● WORK ORDER:
Find the lines below that contain the string "icon". Copy each one.

══════════

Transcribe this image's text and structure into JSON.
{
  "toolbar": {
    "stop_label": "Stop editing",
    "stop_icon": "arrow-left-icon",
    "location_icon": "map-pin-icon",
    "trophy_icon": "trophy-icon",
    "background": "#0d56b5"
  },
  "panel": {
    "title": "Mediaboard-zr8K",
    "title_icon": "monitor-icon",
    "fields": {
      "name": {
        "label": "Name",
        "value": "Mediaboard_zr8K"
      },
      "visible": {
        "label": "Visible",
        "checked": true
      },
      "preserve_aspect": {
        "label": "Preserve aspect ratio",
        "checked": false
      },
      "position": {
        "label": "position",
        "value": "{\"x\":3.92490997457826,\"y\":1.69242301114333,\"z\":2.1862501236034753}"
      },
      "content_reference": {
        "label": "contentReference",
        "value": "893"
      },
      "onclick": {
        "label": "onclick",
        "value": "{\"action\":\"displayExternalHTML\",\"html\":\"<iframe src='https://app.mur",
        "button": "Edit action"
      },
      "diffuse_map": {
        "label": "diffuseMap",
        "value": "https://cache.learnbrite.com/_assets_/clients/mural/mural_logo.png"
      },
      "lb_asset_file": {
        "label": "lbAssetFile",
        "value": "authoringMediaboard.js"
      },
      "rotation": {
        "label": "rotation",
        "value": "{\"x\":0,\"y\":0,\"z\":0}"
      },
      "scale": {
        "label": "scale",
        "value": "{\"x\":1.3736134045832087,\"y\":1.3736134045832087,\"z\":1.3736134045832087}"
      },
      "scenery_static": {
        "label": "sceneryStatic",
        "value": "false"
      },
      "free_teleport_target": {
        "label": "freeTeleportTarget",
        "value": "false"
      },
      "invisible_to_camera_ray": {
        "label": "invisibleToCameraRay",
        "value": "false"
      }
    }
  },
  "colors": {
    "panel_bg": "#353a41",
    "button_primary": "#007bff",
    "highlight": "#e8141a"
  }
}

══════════

● OUTPUT FOR THIS TASK:
    "stop_icon": "arrow-left-icon",
    "location_icon": "map-pin-icon",
    "trophy_icon": "trophy-icon",
    "title_icon": "monitor-icon",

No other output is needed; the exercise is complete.